Jeff DeLeon: The Spirit of the Games

National Veterans Wheelchair Games Athlete: Jeff DeLeon
Hometown: Turner, Oregon
Current location: Salem, Oregon
Age: 37
Military Branch/Years of Service: Navy/2 years
Years at NVWG: 8
2017 Events: softball, basketball, slalom, archery, table tennis

It is no surprise Jeff DeLeon received the Spirit of the Games Award at last year’s National Veterans Wheelchair Games. Talk to him for just a few minutes and you can hear the passion he has for PVA, the Games and the athletes who participate.

“NVWG is a life-changing event. It opened up a bigger connection for me with other people in wheelchairs. I look forward to getting together with old friends and meeting new people. The Games showcase our independence and ability to do the things people think can’t be done by someone in a wheelchair. The more people see us doing it, the more normal it becomes. That’s how I’ve lived my life since the injury, pushing those limits.”

Sports have always been a big part of Jeff’s life. Growing up in Turner, Oregon, a small, no-stoplight-town outside Salem, he excelled as a pitcher and first baseman. The military also played a large role—his uncles were Marines, his grandfather was a Marine, Jeff wanted to be one too. His mother convinced him to look into all the branches of service. Six months after graduating high school, Jeff joined the Navy as an aviation electrician. He served for two years before a car accident early one morning left him a T-6 paraplegic.

“Me and some buddies went off the road returning to base. We crashed and the vehicle rolled a few times. I knew I had broke my back. I had a collapsed lung and felt like I couldn’t breathe and like I was dying slowly. A guy comes over and tells me an ambulance is coming and I’m trying to say some words to him but he can’t hear me. I’m finally able to push out the words “kill me” which was crazy, you know, but I literally felt like I was dying, and it was very slow and painful. A couple minutes went by before the ambulance got there. It felt like forever.”

The ambulance transported him to Fresno Medical Center. Conscious throughout, Jeff kept apologizing to the EMTs and the hospital workers for causing them extra work. After surgery, his social worker got him transported to the VA in Seattle for rehab.

Jeff’s resilient spirit never let him give up, even when he was in a TLSO brace from his neck to his pelvis. He worked hard at his physical therapy and pushed himself to get better. After returning to Oregon, Jeff joined in pick-up basketball games at the local gym, going up against standing players.

“At first people go easy on you because you’re the poor guy in the wheelchair. Then you start hitting some threes and stealing the ball and talking trash. Just to get them a little upset so they’ll play hard, because the harder they play the better I’m gonna get.”

Jeff’s recreational therapist at the time, NVWG Director Dave Tostenrude, introduced him to adaptive sports and convinced him to sign up for the Seattle to Portland Bicycle Classic. Jeff did the two-day, 204-mile course on his handcycle, amazing the other cyclists. But it would be another seven years before Jeff’s first time participating at NVWG.

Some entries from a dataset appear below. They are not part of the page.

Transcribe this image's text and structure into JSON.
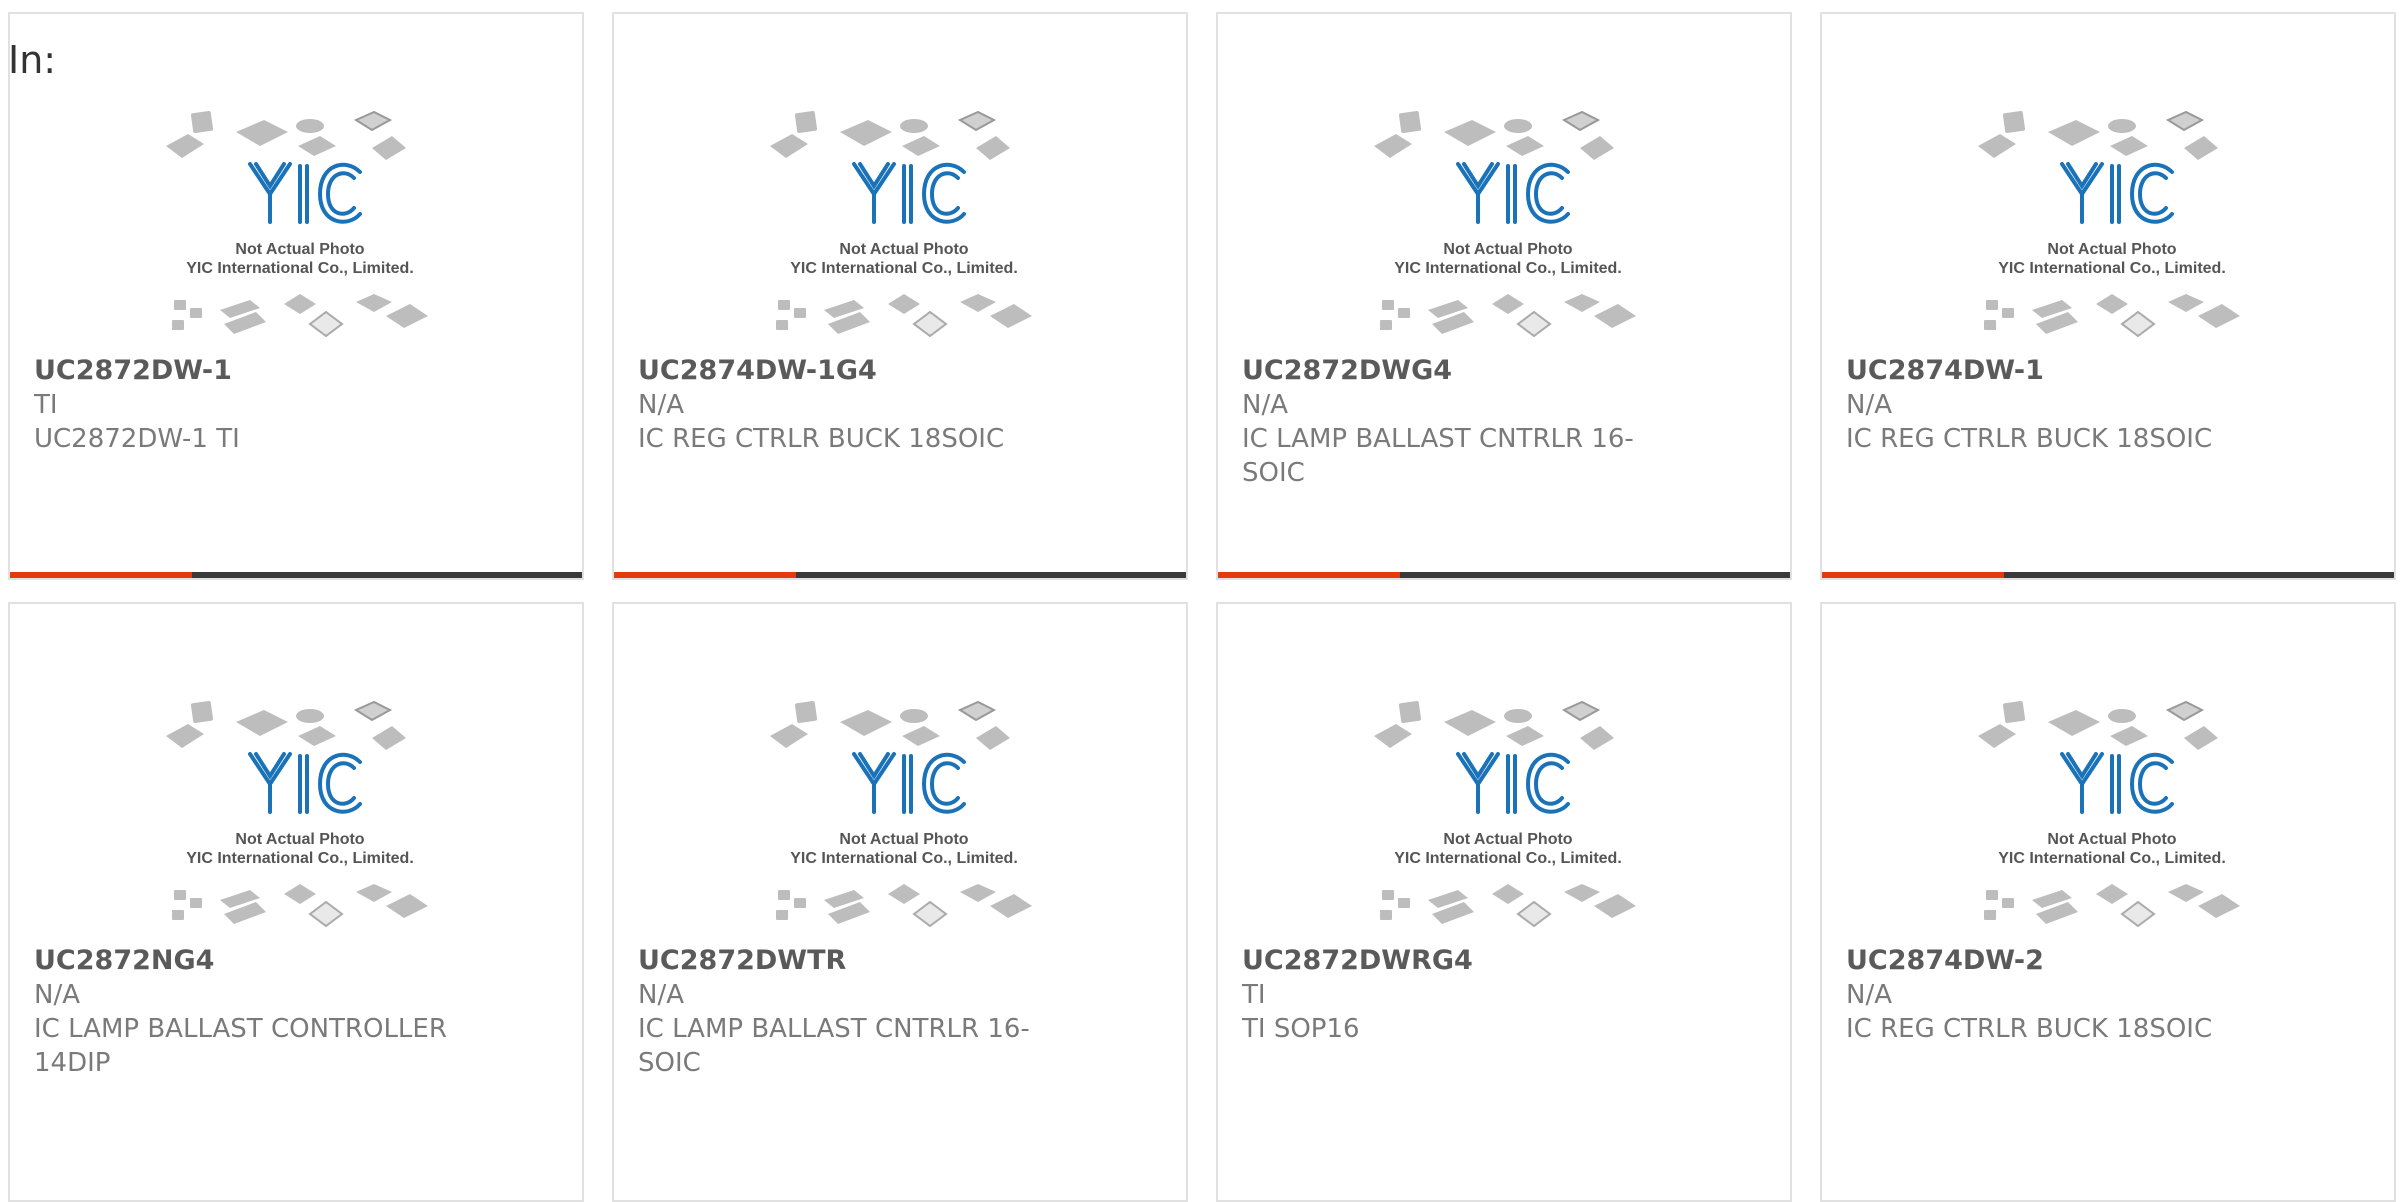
{
  "header": {
    "label": "In:"
  },
  "placeholder": {
    "line1": "Not Actual Photo",
    "line2": "YIC International Co., Limited.",
    "logo": "YIC"
  },
  "colors": {
    "accent": "#e33a10",
    "bar": "#3a3a3a",
    "logo": "#1a73b8"
  },
  "products": [
    {
      "part": "UC2872DW-1",
      "mfr": "TI",
      "desc": "UC2872DW-1 TI"
    },
    {
      "part": "UC2874DW-1G4",
      "mfr": "N/A",
      "desc": "IC REG CTRLR BUCK 18SOIC"
    },
    {
      "part": "UC2872DWG4",
      "mfr": "N/A",
      "desc": "IC LAMP BALLAST CNTRLR 16-SOIC"
    },
    {
      "part": "UC2874DW-1",
      "mfr": "N/A",
      "desc": "IC REG CTRLR BUCK 18SOIC"
    },
    {
      "part": "UC2872NG4",
      "mfr": "N/A",
      "desc": "IC LAMP BALLAST CONTROLLER 14DIP"
    },
    {
      "part": "UC2872DWTR",
      "mfr": "N/A",
      "desc": "IC LAMP BALLAST CNTRLR 16-SOIC"
    },
    {
      "part": "UC2872DWRG4",
      "mfr": "TI",
      "desc": "TI SOP16"
    },
    {
      "part": "UC2874DW-2",
      "mfr": "N/A",
      "desc": "IC REG CTRLR BUCK 18SOIC"
    }
  ]
}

After participating in eight Games, Jeff doesn’t deny his competitive spirit. However, don’t be surprised to find him encouraging other athletes to do their best or sharing his secrets for success.

“I want to push you to beat my best time, but I’m also the guy that’ll share my tips and tricks. If you beat me I’ll pat you on the back and give you a hug and congratulate you. The Games do get competitive but they were founded on rehabilitation and that’s what they’re still used for, rehabilitation through sport and being around other veterans.”

That sportsmanship and mentoring won Jeff the Spirit of the Games Award after only seven years. Unlike the awards for speed or strength, the Spirit goes to the athlete who most embodies what the Games are all about, not just for the week of events but throughout the year.

“Receiving the Spirit of the Games Award was one of the highlights of my life, to be honored in that way, at those games, where so many people have been mentors. I was stunned. That was one of the rare times that I’ve ever been speechless. If I had taken a moment to think, I would’ve thanked all the people who helped me get through rehab, PVA, the VA, my doctors, my social worker. They were a huge part in getting me to where I am.”

In 2015 Jeff started a foundation in Mexico—fundación con orgullo de León—or The Pride of the Lion, a non-profit that provides necessary resources and assistance to people from low-income regions, specifically persons with disabilities, in order to achieve social integration.

The name, by the way, is a play on words. Jeff’s last name, DeLeon, means the lion, and a pack of lions is called a pride.